Therapy for eating disorders depend on the patient. While some people respond well to short term outpatient treatment, others respond better to long-term inpatient treatment. Cognitive behavioral therapy and family therapy are long term treatments that have been proven to be effective, while group therapy, psychodynamic psychotherapies and feminist therapies work for people who will respond well to short term therapy.
Family therapy is often advised for children and adolescents who are experiencing eating disorders. Research has also shown dialectical behavioral therapy to be effective.
If you are looking for a counsellor or psychologist who addresses eating disorders, you may want to search the directory to find a professional whose approach will suit you best.
Obesity is a silent killer and an epidemic that is growing at alarming rate. Someone who is obese will have more body fat than the average person and is at risk of contracting a range of lifestyle conditions, including heart problems, diabetes and high blood pressure.
Many obese people find it nearly impossible to lose weight, no matter what they do. They often end up on the yo-yo dieting cycle, where they would lose some weight on each new fad diet, just to regain double as soon as they stop the diet. Scientists have proven again and again that the only formula for successful weight loss and permanent maintenance of your ideal weight is to burn more calories than you consume.
The main reasons for obesity in healthy individuals is binge eating, and snacking when they are not really hungry. Emotional eating is very common too and many people with obesity issues tend to eat when they are stressed, happy or bored.
If there is no medical reason for your obesity, you should consider speaking to a therapist. Therapy from a psychologist or counsellors who is experienced in obesity-related issues will help you to explore the emotional blockages that stop you from losing weight. A range of therapy approaches will be used help you to establish the factors that cause you to over-eat and help you to find ways to better manage your emotions. Your therapist will help you set goals for your psychological and physical health to ensure that once you have lost all your weight, you can maintain it and feel good about yourself.
If you are looking for a counsellor or psychologist who offers counselling approaches to address your obesity issues, you may want to search the directory to find a professional whose approach will suit you best.
Shame Counselling & Therapy

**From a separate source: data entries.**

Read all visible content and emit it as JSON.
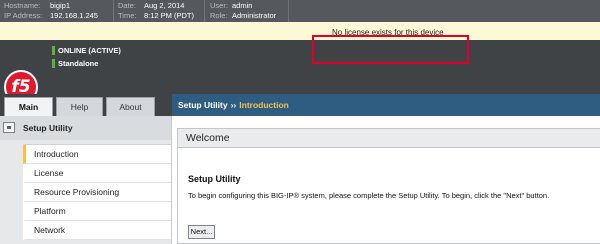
{
  "system_info": {
    "hostname_label": "Hostname:",
    "hostname": "bigip1",
    "ip_label": "IP Address:",
    "ip": "192.168.1.245",
    "date_label": "Date:",
    "date": "Aug 2, 2014",
    "time_label": "Time:",
    "time": "8:12 PM (PDT)",
    "user_label": "User:",
    "user": "admin",
    "role_label": "Role:",
    "role": "Administrator"
  },
  "notice": "No license exists for this device",
  "logo": {
    "text": "f5"
  },
  "status": {
    "line1": "ONLINE (ACTIVE)",
    "line2": "Standalone",
    "indicator_color": "#5bb631"
  },
  "tabs": [
    {
      "label": "Main",
      "active": true
    },
    {
      "label": "Help",
      "active": false
    },
    {
      "label": "About",
      "active": false
    }
  ],
  "breadcrumb": {
    "section": "Setup Utility",
    "separator": "››",
    "current": "Introduction"
  },
  "sidebar": {
    "title": "Setup Utility",
    "items": [
      {
        "label": "Introduction",
        "active": true
      },
      {
        "label": "License",
        "active": false
      },
      {
        "label": "Resource Provisioning",
        "active": false
      },
      {
        "label": "Platform",
        "active": false
      },
      {
        "label": "Network",
        "active": false
      }
    ]
  },
  "content": {
    "header": "Welcome",
    "title": "Setup Utility",
    "text": "To begin configuring this BIG-IP® system, please complete the Setup Utility. To begin, click the \"Next\" button.",
    "next_button": "Next..."
  },
  "colors": {
    "brand_red": "#e2182c",
    "breadcrumb_blue": "#2f5d82",
    "highlight_yellow": "#f4c24a",
    "notice_border": "#e0002a"
  }
}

There are a variety of approaches to address the issue of shame. One of them is the Shame Resilience method is based on the research of Brené Brown, Ph.D. LMSW.
Shame Resilience is the developed ability to practice authenticity when we experience shame, to move through the experience without sacrificing our values, and to come out on the other side of the shame experience with more courage, compassion, and connection than we had going into it.
Shame Resilience is about moving from shame to empathy- the real antidote to shame. Self-compassion is also critically important, because when we’re able to be tender with ourselves in the midst of shame we’re more likely to reach out, connect and experience empathy.
Other approaches, like Complex Integration of Multiple Brain Systems (CIMBS) uses what is called a systems perspective that can address how an individual has learned to respond due to early trauma and or other developmental experiences.
Approaches to shame are not limited to the above. There are many other therapies that address feeling.
If you do contact a therapist regarding shame issues please make sure that you ask them about their training in this area and choose a therapist whose approach makes sense to you.